→ PROBLEM DESCRIPTION
Which lines of the data hold the word "Summary"? Copy all of them.

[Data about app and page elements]
'''
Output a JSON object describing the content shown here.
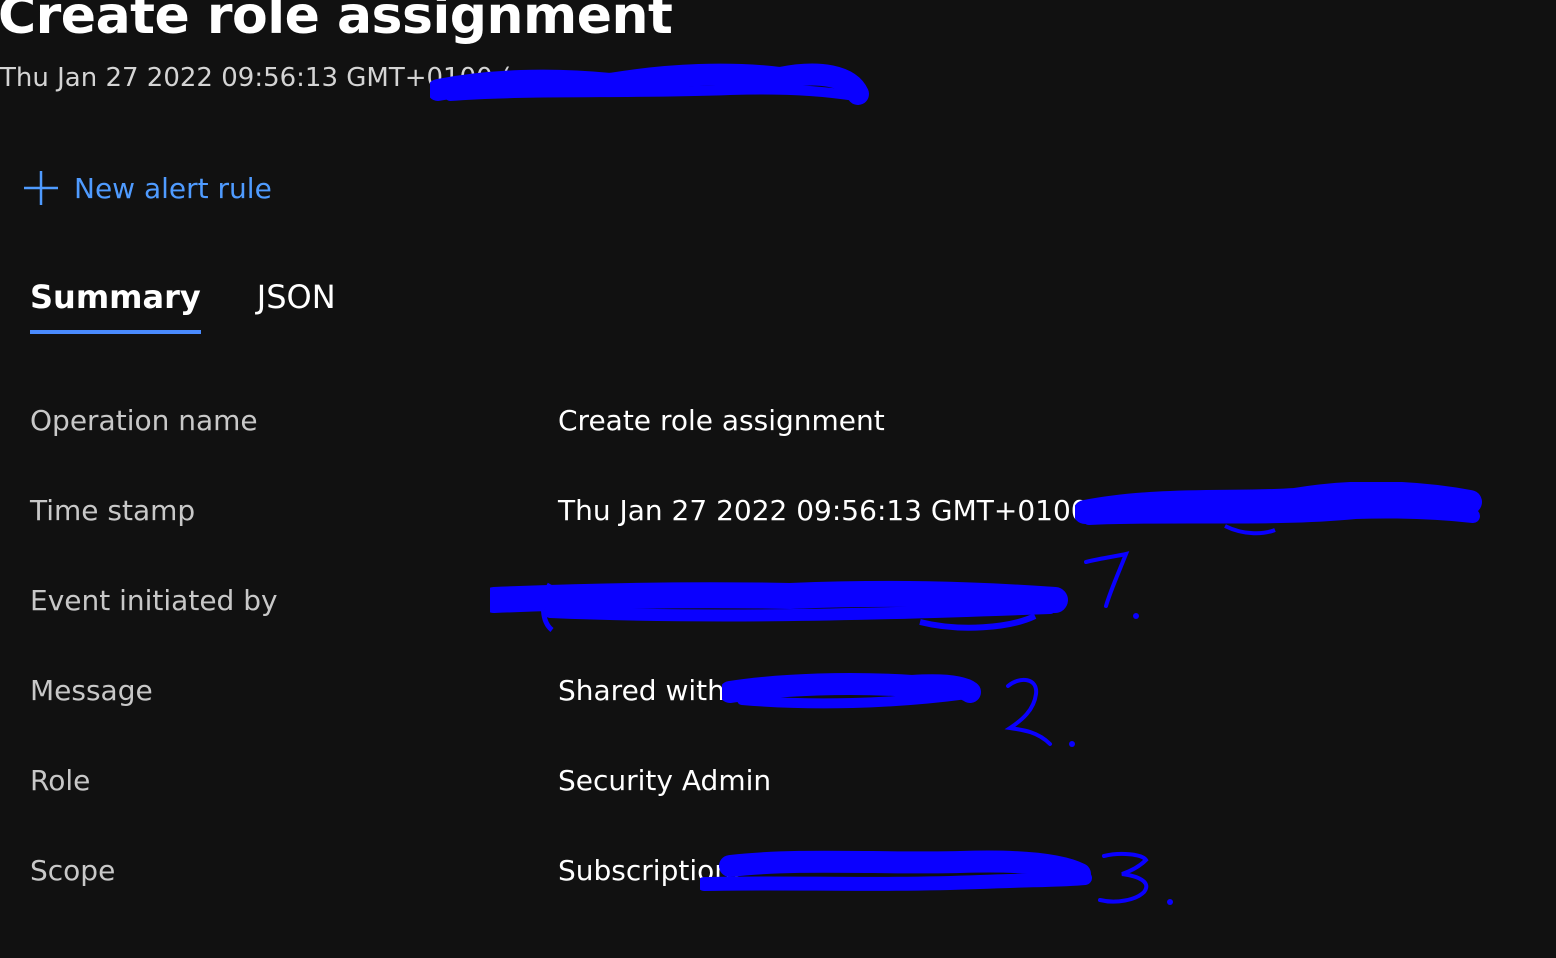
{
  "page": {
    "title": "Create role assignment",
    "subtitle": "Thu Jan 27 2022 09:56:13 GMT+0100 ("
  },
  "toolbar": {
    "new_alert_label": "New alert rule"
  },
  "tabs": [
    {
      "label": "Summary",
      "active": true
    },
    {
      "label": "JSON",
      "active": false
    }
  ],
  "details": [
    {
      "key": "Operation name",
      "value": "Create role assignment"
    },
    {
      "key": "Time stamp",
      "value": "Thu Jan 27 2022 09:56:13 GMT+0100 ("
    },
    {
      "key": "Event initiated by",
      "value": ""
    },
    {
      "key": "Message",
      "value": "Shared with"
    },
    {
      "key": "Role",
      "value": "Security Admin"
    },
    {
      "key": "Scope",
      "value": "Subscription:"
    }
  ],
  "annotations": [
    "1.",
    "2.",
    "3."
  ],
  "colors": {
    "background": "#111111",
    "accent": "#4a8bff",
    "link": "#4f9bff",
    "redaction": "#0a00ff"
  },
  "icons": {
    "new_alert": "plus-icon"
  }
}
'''
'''
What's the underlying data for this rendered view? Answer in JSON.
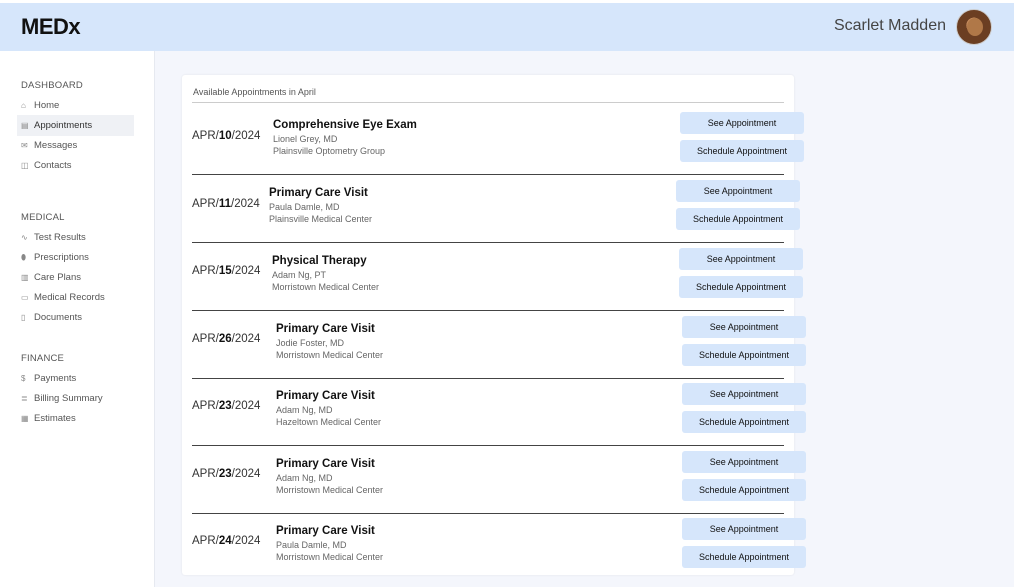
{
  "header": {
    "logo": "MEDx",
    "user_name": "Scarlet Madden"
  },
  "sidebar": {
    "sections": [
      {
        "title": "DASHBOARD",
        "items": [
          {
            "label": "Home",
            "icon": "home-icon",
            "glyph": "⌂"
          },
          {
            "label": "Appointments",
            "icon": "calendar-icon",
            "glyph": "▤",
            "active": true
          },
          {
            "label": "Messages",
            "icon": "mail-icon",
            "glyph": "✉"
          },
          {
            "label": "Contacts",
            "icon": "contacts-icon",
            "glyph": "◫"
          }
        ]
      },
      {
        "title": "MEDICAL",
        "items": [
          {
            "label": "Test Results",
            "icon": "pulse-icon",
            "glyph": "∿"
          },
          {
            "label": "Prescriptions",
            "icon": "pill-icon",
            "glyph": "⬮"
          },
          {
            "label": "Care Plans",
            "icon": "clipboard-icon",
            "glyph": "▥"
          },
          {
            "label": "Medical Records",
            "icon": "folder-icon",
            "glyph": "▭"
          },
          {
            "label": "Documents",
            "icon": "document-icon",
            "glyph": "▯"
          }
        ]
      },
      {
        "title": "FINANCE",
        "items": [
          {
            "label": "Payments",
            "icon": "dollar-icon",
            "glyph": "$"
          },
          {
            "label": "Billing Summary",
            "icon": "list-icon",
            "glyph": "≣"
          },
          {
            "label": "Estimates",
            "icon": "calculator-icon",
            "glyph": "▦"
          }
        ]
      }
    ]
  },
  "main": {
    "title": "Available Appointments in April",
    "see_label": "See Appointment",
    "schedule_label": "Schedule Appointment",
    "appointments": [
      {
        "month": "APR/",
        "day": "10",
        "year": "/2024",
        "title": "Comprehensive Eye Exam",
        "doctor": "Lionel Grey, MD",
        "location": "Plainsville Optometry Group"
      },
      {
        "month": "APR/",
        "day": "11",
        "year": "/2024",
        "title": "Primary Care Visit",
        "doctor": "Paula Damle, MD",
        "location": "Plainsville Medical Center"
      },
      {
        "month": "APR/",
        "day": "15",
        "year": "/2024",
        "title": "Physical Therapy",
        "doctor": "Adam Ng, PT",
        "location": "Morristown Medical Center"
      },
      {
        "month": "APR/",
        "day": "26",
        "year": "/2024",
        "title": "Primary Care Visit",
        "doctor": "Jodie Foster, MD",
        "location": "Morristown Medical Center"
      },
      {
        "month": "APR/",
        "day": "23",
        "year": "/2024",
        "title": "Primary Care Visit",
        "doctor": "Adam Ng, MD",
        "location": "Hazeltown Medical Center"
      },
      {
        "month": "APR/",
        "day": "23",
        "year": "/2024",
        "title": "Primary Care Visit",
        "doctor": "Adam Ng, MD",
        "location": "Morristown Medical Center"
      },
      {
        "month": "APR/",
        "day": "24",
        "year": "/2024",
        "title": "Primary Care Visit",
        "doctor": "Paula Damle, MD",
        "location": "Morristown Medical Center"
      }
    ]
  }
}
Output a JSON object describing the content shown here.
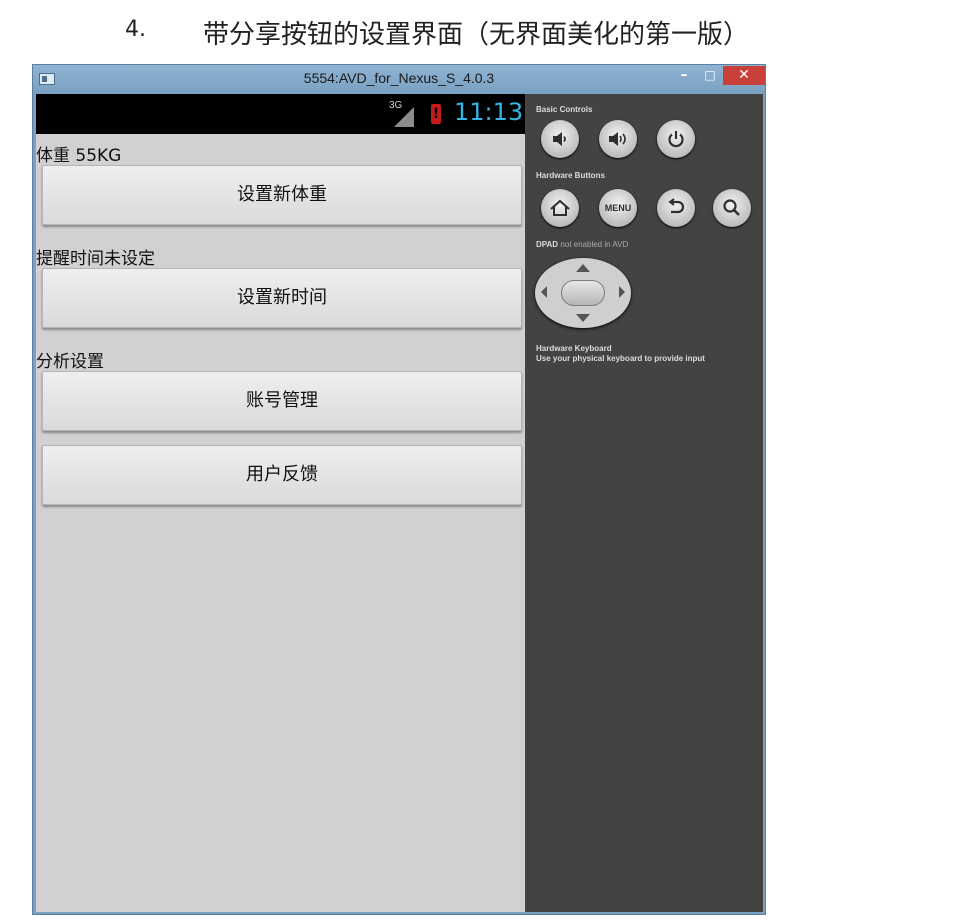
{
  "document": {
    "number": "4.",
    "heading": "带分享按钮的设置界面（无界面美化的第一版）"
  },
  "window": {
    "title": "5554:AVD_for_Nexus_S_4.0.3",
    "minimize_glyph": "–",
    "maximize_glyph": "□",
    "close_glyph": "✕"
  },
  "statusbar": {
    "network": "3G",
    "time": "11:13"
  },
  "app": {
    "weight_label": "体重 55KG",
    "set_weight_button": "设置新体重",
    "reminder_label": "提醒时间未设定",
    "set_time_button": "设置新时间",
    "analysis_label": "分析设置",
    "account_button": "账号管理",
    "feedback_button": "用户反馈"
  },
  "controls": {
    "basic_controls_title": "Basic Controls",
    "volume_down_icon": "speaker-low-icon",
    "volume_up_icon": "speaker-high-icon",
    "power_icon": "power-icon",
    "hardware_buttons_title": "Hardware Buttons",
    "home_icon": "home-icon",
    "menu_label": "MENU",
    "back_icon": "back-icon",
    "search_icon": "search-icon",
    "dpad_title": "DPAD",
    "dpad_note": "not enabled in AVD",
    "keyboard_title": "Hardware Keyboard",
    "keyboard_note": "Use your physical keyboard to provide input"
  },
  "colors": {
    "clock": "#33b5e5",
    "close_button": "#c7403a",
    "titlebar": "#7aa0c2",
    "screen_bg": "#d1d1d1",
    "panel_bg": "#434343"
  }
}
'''
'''
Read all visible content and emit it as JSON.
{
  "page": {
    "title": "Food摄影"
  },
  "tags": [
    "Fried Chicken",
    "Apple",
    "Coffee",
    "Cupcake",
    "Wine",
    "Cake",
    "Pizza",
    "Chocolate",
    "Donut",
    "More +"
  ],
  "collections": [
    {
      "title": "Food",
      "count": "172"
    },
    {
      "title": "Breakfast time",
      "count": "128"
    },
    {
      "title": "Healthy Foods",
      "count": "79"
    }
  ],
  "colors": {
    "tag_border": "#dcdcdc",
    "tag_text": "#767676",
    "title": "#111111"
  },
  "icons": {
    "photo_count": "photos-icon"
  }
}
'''
→ TASK SOLUTION
      "label": "Summary",
            "label": "Billing Summary",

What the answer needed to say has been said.